Part of the difference is due to inflation pushing people into higher groupings on the chart, but that doesn't explain the bars on the left. Even adjusting for population and relative income, low- and middle-class groups aren't seeing their tax bills fall any faster than the wealthiest Americans. Even the first Bush tax cuts were progressive by that measure, with lower-income brackets seeing their bills fall proportionately faster. Trump cuts will be much flatter in their implementation.

Our main takeaway: The Trump plan and the 2003 Bush cuts were harder on the middle class than anything else in our sample, with both giving outsize benefit to those earning more than $100,000 a year in the first year after implementation.

To be sure, the first year after enactment doesn’t tell the full story of either cuts’ true inequality. The Tax Policy Center forecast the second round of Bush cuts to shift heavily toward the benefit of wealthy taxpayers. Those earning more than $500,000 went from taking home 24 percent of the overall cut in 2004 to pocketing 50 percent in 2006.

But even by that metric, the current House and Senate plans might have Bush beat when it comes to shifting money to the wealthy. The Senate plan was the only one in our sample that raised taxes on any group — doing so for lower-middle-class earners by 2027. That's largely because almost all the individual income tax provisions expire at the end of 2025.

And in that same year, the Tax Policy Center forecasts those earning more than a half-million dollars will be taking in 68.5 percent of the cut’s overall value in the Senate plan, a boost to the highest earners that was also without precedent in our sample.

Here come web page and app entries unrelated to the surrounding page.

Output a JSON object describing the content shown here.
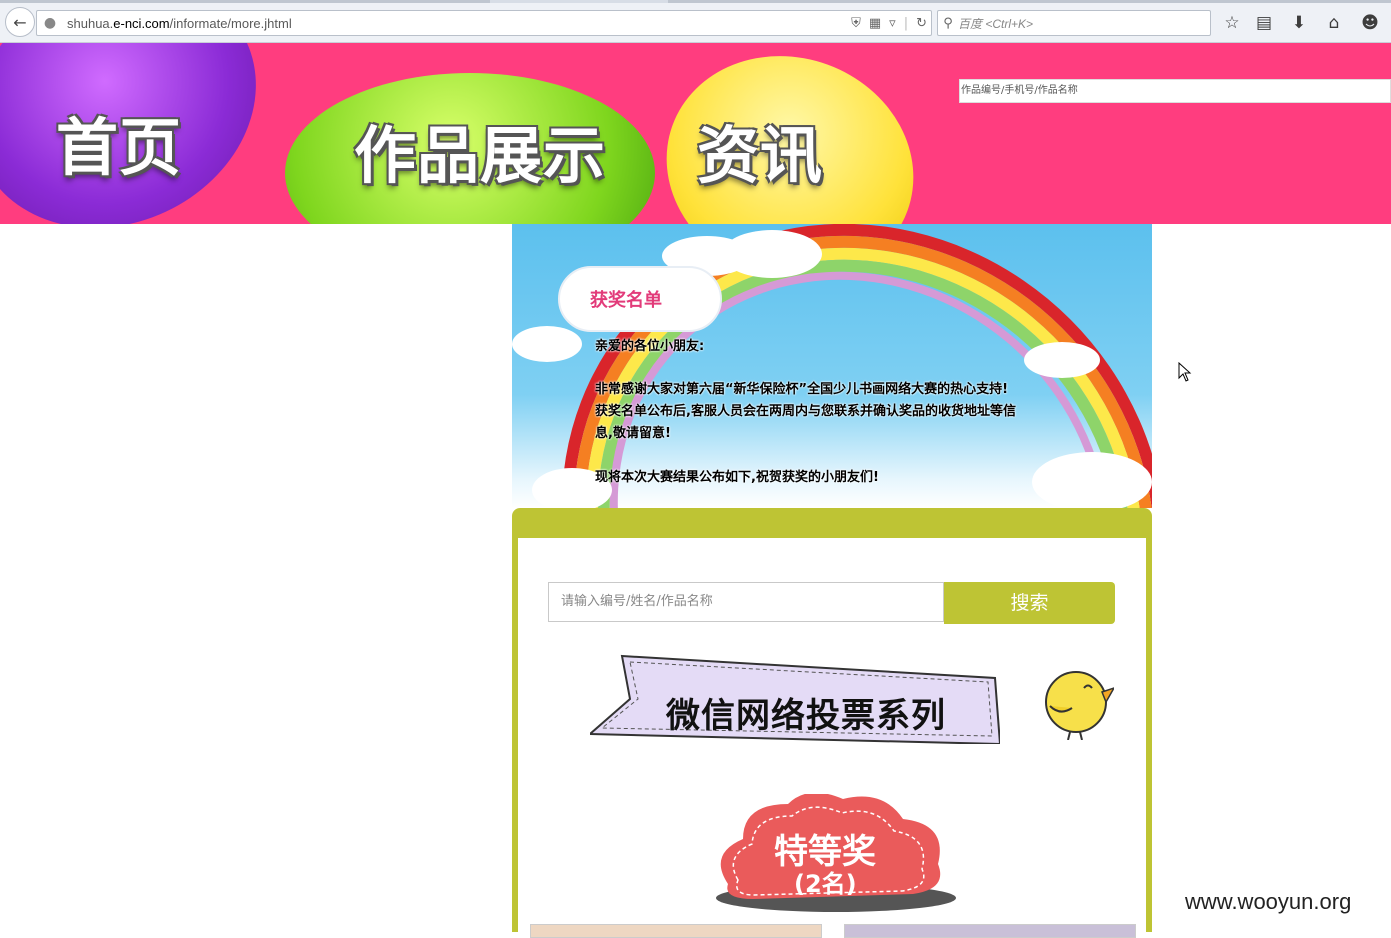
{
  "browser": {
    "url_prefix": "shuhua.",
    "url_domain": "e-nci.com",
    "url_path": "/informate/more.jhtml",
    "search_placeholder": "百度 <Ctrl+K>"
  },
  "header": {
    "nav": [
      "首页",
      "作品展示",
      "资讯"
    ],
    "search_placeholder": "作品编号/手机号/作品名称",
    "colors": {
      "banner": "#ff3d7f",
      "purple": "#8b2bd6",
      "green": "#7fd61e",
      "yellow": "#ffe23a"
    }
  },
  "notice": {
    "title": "获奖名单",
    "greeting": "亲爱的各位小朋友:",
    "line1": "非常感谢大家对第六届“新华保险杯”全国少儿书画网络大赛的热心支持!",
    "line2": "获奖名单公布后,客服人员会在两周内与您联系并确认奖品的收货地址等信",
    "line3": "息,敬请留意!",
    "line4": "现将本次大赛结果公布如下,祝贺获奖的小朋友们!"
  },
  "results": {
    "search_placeholder": "请输入编号/姓名/作品名称",
    "search_button": "搜索",
    "series_banner": "微信网络投票系列",
    "award_title": "特等奖",
    "award_count": "(2名)",
    "accent_color": "#bec434"
  },
  "watermark": "www.wooyun.org"
}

Nonetheless, there’s just enough competition from the Bush tax cuts, and just enough uncertainty introduced by inflation and patchy data that we can’t declare unequivocally the current Republican plan to be the least equal in the past half-century.

But there's a very strong case.

How we did it

Historical tax-equality data is hard to find and littered with caveats. To make the charts as comparable as possible, we focused on common measures used by two trusted tax-bill scorers.

Even so, the income-distribution curves on each chart are only rough estimates. In all cases, we used projections made at the time of the bill’s passage, but income brackets and taxation measures aren’t consistent year-to-year, especially for the early Joint Committee on Taxation estimates.

A small change in taxation for those who already pay relatively little can have an outsize effect.

To find the 10 largest cuts, we relied on the average revenue effect of the bill in its first two years, based on a 2013 Treasury Department analysis. We couldn’t find comparable data for one bill (the Tax Reform Act of 1976), so we included the 11th largest (the Revenue Act of 1971) to round out the top 10.

To account for both inflation and the amount of taxable output available, we measured the size of each tax cut relative to the size of the nation’s economy at the time.

This is a tricky subject to research amid a contentious, evolving legislative debate, and it’s likely that we missed something or that our analysis can be improved. If you have additional data, fixes or suggestions, you can always find me in the comments or via email.